Material shown:
□ □ □

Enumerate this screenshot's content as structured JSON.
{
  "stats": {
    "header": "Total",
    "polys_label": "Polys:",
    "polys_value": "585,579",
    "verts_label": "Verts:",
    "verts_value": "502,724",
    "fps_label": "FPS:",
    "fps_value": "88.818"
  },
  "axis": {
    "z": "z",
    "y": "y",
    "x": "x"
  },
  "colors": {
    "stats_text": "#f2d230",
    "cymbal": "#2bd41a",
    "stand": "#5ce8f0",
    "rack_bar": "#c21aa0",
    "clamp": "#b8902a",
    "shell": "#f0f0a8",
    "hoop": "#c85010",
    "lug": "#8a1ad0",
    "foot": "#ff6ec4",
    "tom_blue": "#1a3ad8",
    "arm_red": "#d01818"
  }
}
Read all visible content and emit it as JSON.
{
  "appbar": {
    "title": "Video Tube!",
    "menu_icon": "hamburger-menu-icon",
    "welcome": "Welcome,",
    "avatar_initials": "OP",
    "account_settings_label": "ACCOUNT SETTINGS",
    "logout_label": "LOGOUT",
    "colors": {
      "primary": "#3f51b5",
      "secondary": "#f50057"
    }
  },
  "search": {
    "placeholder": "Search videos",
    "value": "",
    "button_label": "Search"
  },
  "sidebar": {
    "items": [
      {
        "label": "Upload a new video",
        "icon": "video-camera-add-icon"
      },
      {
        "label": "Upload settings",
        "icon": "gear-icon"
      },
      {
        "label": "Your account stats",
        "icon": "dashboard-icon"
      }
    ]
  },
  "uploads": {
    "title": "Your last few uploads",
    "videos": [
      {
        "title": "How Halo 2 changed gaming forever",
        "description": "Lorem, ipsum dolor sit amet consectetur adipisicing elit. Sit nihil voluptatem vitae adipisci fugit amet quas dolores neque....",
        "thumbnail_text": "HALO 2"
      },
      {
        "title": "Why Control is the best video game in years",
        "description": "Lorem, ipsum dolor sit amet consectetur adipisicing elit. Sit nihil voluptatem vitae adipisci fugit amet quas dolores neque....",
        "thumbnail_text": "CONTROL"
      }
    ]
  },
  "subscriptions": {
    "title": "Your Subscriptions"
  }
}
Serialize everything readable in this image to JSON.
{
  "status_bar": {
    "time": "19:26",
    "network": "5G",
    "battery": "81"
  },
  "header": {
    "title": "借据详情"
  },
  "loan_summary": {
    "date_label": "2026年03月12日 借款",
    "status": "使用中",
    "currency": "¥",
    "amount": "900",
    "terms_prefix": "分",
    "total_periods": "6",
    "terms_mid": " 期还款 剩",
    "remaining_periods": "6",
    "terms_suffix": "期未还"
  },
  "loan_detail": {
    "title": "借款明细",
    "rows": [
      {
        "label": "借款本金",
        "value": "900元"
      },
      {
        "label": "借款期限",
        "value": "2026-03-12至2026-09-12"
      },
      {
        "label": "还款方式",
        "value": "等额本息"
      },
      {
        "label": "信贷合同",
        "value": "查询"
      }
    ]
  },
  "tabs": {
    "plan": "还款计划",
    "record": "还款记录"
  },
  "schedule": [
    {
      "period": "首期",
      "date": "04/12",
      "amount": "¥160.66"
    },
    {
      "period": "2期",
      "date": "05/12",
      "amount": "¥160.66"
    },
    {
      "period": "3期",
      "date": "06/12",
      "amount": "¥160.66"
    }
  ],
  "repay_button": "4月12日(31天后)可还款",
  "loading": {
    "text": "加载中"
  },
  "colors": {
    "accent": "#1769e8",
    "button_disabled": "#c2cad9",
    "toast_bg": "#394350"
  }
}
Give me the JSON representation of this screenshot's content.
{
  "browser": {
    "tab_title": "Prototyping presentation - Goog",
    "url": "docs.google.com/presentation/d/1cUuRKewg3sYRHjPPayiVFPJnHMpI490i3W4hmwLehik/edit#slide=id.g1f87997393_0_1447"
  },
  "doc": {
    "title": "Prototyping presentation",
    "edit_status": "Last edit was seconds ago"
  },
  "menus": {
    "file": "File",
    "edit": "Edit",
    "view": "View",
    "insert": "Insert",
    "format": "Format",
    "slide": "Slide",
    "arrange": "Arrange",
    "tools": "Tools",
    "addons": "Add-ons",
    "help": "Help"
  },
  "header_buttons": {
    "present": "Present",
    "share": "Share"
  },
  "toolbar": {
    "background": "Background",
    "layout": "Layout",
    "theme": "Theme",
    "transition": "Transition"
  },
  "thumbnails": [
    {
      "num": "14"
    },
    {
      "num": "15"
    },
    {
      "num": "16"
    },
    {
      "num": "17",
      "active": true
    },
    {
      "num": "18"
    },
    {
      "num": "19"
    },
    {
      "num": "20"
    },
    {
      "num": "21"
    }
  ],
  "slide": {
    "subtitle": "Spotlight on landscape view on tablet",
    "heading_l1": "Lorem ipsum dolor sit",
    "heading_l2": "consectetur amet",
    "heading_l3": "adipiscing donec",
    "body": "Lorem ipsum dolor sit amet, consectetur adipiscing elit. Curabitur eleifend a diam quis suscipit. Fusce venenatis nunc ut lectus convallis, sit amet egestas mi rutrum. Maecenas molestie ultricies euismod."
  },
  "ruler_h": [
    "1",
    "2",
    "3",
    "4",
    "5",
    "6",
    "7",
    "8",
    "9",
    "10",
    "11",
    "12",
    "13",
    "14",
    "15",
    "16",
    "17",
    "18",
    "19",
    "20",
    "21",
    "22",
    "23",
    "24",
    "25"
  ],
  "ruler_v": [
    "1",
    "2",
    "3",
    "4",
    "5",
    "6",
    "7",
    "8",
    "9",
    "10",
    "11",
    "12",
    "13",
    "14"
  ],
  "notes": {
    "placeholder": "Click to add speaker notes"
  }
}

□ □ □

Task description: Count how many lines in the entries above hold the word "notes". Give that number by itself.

Exercise response: 2